My friend Katherine, 36, says her hitched friends offer blindingly obvious pointers like, “Oh, I hear a lot of people meet people online.” Then there are the folks who she senses feel sorry for her and “always want to talk about how I have it so great being single,” she says. “‘You're so lucky! Don't ever get married!’” But she sympathizes with these advice-givers. “No one knows what to say to someone like me who wants to be married and have children but hasn't yet, and has no prospects,” she says. “Everything anyone says can seem sort of trite, even if it has the best intentions behind it.” There is one exception, though: “Very, very rarely do I get, ‘Your life is pretty great so far, despite not getting married,’” she said -- at which point I had to stop our official interview and tell her just that, because it's true.
Another friend, Elissa, also finds these married-people banalities unbearable. "They say, 'It happens when you least expect it,' as if I shouldn't be actively pursuing it," she says. "People don't know what to say so they say, 'I think it's really true that -- insert cliche.'" Elissa also says attached people try to blame her for her singlehood: "Are you not getting out enough? Are your standards too high? Are you closed off?"
Similarly, Alexandra Drucker, a single 26-year-old writer, says engaged or married friends most often tell her things like, "Join a club or go places where you'll meet guys with similar interests!" She says, “In theory, this is a great idea, but if I were to join a club whose primary activities include watching ‘Downton Abbey’ and overanalyzing other people's text messages, I'll probably be single forever.” On a similar note, a woman wrote to me on Twitter, "If one more person tells me that there's a lid for every pot or that I just need to put myself out there… ."
With chestnuts like that, it's no surprise that these women tend to find greater comfort from fellow singles. "They are so much more likely to say, ‘Yes, it is rough here in the trenches, and who knows if there's any reward in it! Still we soldier on,’” says Eve. “Bleak maybe, but validating definitely.” Plus, when her partnered friends aren’t being effusive about how absolutely 100 percent certain they are that she will to meet her match, Eve finds herself “the default teller-of-funny-dating stories that my coupled friends can hear, laugh at, and not-so-tacitly squeeze each others' hands under the table in joint relief that they found each other.”

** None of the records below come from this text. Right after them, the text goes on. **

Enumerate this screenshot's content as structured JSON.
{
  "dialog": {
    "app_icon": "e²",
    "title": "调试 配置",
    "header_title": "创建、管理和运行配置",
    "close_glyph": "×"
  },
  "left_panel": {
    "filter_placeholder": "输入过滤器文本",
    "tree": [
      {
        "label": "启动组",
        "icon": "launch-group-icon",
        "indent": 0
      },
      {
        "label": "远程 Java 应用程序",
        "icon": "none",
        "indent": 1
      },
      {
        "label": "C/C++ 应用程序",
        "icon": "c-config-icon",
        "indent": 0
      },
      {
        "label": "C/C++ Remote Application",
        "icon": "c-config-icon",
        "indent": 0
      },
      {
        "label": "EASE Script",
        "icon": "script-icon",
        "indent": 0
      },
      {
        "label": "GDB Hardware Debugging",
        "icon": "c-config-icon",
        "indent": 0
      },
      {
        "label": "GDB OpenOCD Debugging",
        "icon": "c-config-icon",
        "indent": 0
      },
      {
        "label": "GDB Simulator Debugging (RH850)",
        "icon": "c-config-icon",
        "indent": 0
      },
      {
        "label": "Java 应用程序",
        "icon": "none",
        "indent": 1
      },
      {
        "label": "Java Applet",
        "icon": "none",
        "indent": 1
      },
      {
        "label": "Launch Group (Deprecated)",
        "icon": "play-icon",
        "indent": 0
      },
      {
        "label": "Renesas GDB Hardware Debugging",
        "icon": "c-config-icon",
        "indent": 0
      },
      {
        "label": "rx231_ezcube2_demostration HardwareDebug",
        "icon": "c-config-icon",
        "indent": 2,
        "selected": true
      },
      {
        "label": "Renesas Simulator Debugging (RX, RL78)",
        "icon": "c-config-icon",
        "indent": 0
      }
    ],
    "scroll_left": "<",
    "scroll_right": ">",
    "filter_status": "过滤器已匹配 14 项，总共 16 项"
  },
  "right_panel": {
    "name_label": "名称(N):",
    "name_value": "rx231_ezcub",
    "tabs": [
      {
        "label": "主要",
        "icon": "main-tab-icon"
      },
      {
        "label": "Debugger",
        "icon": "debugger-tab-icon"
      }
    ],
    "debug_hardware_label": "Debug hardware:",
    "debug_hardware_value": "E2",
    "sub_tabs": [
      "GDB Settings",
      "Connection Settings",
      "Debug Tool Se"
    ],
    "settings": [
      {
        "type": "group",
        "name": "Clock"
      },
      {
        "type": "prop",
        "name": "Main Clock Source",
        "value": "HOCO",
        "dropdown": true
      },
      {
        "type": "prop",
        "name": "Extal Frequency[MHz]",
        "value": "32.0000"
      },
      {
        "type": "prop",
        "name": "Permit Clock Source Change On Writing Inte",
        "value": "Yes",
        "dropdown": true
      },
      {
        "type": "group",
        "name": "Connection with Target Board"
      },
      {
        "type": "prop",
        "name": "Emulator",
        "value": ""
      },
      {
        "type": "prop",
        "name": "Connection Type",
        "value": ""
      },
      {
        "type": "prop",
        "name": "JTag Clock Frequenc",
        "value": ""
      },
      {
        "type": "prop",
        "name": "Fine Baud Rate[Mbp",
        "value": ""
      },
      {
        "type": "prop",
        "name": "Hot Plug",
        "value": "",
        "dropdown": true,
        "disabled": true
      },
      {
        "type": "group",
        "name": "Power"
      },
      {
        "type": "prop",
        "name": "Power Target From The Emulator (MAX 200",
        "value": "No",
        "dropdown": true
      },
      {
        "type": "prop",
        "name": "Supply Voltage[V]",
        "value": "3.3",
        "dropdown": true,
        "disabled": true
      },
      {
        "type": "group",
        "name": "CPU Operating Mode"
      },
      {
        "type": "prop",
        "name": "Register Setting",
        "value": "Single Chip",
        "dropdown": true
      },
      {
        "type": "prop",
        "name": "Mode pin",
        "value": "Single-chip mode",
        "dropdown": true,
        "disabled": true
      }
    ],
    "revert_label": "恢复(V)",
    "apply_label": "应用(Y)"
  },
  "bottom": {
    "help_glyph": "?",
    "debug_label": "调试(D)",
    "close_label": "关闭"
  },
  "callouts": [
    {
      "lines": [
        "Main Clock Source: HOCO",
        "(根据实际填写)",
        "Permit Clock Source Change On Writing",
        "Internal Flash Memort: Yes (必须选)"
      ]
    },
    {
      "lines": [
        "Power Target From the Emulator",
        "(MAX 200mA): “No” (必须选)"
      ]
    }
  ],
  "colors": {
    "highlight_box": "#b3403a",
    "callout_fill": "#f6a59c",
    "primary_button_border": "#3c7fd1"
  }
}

I’m pretty familiar with this dynamic: Just the other day, a friend sent me screenshots of absurd Tinder come-ons, which my husband and I cracked up about -- until we looked at each other with big scared eyes that said, "Thank god we don't have to do that." It just goes to show the absurdity of coupled people acting as experts on finding love: Even those of us who have partnered up still look to the dating scene with terror, because on some level we know the truth: It isn't that we've mastered it, we've just lucked out of it.